Copy out all lines from the material that contain the string "添加门店".

** Opening Material shown block **

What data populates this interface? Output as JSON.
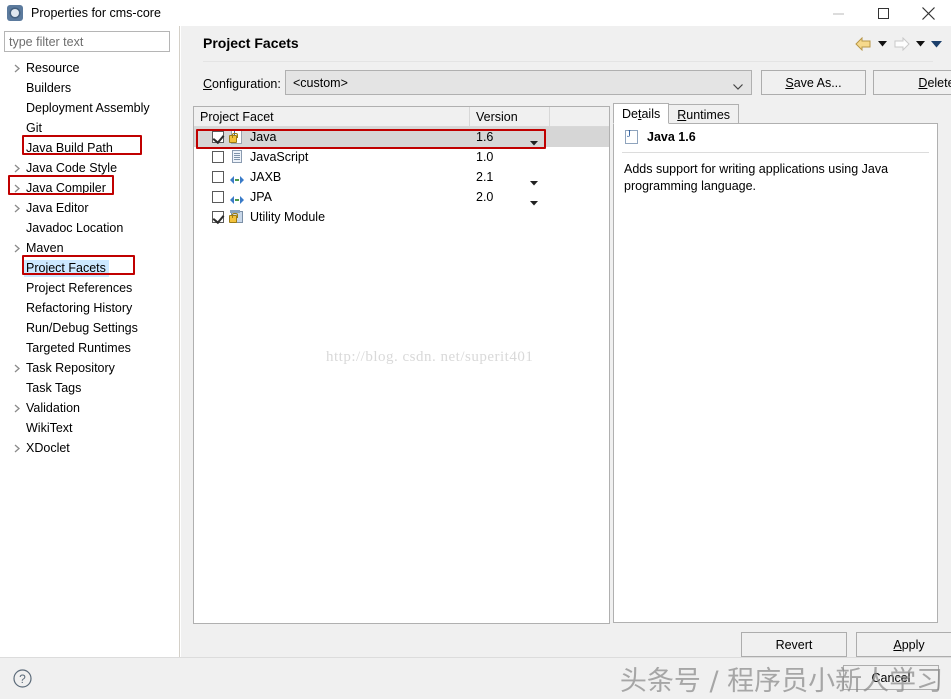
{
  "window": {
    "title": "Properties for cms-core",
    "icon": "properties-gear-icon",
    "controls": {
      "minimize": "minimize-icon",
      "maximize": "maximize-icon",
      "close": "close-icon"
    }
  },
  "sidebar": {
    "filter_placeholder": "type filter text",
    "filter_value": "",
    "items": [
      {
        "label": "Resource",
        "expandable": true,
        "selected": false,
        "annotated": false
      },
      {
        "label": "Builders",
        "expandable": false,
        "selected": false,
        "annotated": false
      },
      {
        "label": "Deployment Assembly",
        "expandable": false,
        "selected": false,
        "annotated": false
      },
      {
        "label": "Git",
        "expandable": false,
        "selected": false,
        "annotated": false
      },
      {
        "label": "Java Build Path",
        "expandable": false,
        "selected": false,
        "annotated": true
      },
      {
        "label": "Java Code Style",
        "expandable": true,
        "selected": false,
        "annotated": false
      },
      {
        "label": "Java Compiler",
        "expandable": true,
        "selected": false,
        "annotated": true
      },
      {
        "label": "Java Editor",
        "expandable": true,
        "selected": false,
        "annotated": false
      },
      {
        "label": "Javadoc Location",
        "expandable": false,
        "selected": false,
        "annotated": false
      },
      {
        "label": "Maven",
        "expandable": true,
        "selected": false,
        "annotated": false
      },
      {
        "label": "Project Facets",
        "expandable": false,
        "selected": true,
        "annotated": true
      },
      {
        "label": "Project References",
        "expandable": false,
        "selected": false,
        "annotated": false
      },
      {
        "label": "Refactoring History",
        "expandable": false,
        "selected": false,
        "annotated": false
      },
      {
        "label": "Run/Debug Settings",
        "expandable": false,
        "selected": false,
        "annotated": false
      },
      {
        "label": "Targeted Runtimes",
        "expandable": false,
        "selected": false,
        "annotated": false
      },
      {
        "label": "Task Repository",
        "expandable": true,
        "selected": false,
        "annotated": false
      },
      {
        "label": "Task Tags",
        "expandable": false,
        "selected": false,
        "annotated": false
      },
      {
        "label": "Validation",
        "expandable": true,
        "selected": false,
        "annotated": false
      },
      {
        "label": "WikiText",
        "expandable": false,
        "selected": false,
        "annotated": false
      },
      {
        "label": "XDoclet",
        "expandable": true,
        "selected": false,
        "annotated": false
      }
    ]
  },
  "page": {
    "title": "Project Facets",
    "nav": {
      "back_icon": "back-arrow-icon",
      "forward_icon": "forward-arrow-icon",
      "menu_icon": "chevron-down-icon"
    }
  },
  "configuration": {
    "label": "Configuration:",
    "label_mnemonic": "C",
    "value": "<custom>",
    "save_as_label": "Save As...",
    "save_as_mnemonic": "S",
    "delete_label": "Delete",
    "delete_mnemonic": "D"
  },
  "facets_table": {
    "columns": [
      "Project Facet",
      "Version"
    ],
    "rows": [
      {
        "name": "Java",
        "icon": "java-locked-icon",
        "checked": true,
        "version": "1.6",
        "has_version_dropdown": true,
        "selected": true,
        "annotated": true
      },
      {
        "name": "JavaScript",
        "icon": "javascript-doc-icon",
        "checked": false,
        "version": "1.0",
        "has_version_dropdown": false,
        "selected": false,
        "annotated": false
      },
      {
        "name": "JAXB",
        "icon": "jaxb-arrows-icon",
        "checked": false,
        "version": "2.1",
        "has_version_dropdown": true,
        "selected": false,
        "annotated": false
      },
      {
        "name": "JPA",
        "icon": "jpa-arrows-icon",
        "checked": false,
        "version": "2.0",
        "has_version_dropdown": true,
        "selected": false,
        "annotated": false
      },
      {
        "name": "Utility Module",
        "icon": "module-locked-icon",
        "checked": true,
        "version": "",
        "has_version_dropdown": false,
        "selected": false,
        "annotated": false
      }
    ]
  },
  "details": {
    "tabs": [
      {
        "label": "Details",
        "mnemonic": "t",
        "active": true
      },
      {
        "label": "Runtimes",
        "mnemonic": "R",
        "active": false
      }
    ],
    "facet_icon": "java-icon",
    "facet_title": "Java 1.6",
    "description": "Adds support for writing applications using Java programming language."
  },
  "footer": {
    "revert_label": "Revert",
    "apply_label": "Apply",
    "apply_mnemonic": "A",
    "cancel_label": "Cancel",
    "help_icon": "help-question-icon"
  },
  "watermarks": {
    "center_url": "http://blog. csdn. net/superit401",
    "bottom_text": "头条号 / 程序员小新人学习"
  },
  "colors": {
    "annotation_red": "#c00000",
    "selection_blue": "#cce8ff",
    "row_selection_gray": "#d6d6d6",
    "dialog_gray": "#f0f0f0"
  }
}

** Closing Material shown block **
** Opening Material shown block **

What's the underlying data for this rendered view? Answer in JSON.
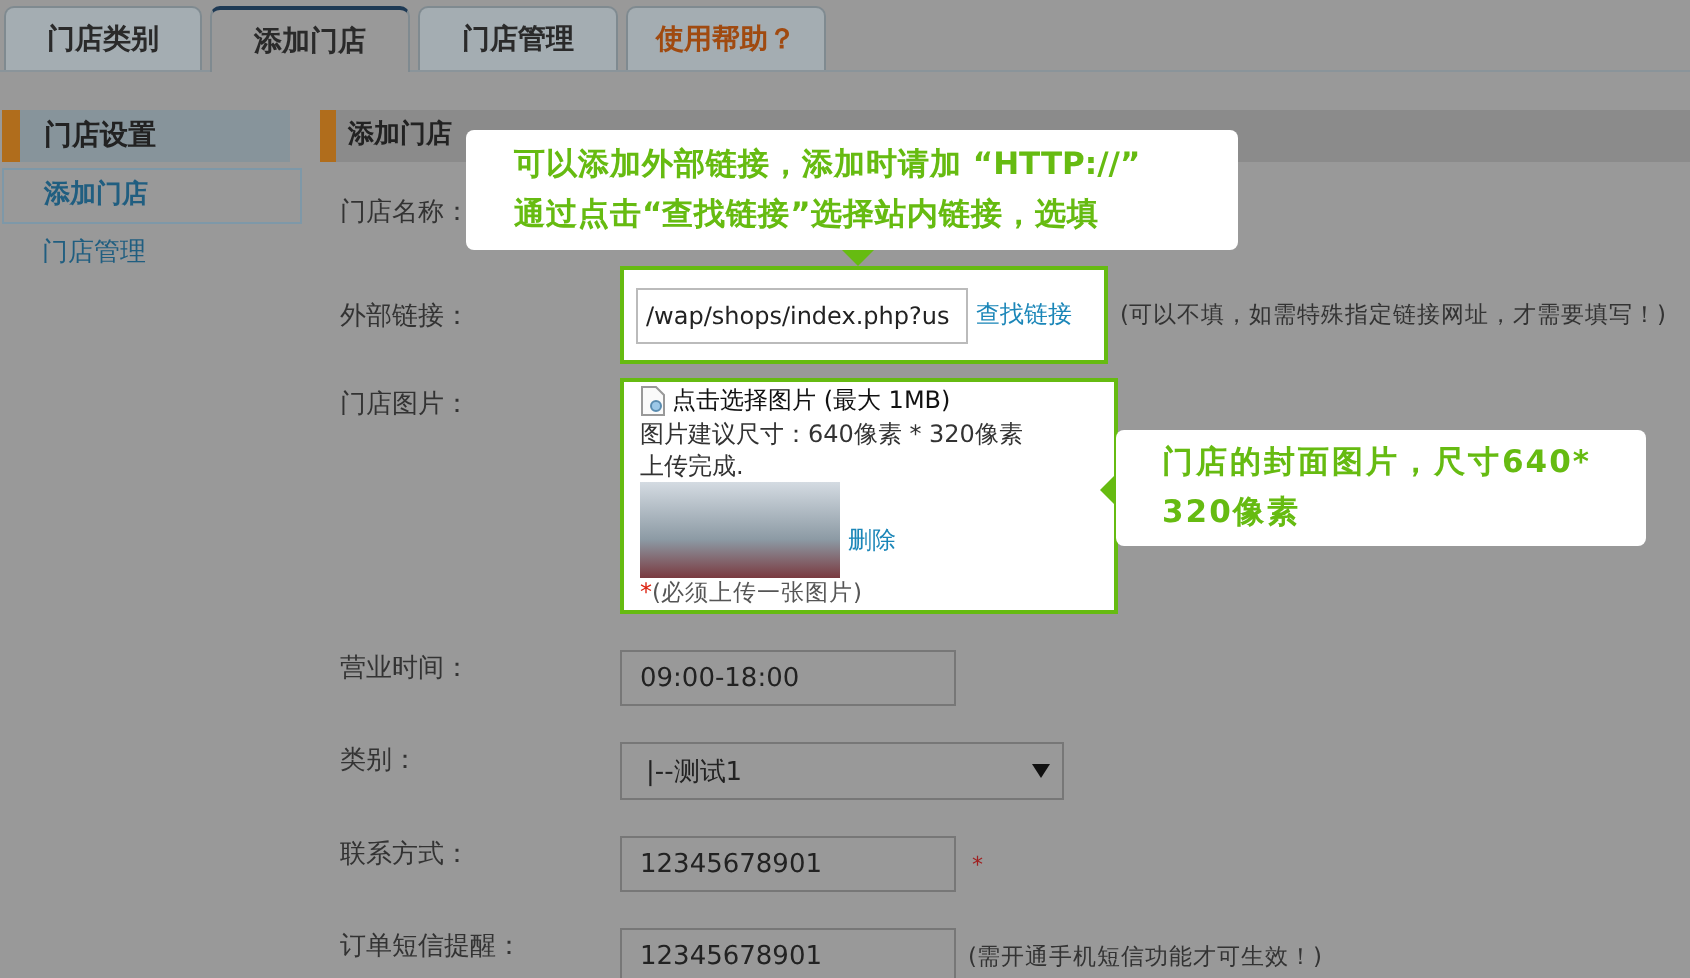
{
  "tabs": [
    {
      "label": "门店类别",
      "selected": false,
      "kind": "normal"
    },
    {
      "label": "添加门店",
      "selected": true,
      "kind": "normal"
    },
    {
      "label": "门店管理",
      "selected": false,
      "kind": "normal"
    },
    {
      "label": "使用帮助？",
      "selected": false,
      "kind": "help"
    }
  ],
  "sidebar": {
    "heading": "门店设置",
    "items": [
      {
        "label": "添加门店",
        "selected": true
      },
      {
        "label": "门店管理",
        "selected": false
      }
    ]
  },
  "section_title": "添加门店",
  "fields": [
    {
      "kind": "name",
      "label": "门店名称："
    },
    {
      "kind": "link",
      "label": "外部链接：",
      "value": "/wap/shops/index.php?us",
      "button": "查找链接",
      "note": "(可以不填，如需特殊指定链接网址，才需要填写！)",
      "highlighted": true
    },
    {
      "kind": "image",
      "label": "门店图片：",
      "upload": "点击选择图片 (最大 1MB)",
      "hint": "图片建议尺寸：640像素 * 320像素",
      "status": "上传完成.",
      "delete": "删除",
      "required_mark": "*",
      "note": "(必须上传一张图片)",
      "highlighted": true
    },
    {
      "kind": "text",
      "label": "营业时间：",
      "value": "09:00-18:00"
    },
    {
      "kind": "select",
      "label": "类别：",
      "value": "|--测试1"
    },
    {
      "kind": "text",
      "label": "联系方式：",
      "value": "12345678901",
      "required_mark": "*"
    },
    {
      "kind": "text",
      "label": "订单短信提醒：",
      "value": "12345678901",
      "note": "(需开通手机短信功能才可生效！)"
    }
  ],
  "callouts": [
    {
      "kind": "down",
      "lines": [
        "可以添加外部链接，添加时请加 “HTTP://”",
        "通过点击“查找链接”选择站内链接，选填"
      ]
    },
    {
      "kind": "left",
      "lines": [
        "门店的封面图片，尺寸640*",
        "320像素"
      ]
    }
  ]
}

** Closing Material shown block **

Answer space
      "label": "添加门店",
        "label": "添加门店",
  "section_title": "添加门店",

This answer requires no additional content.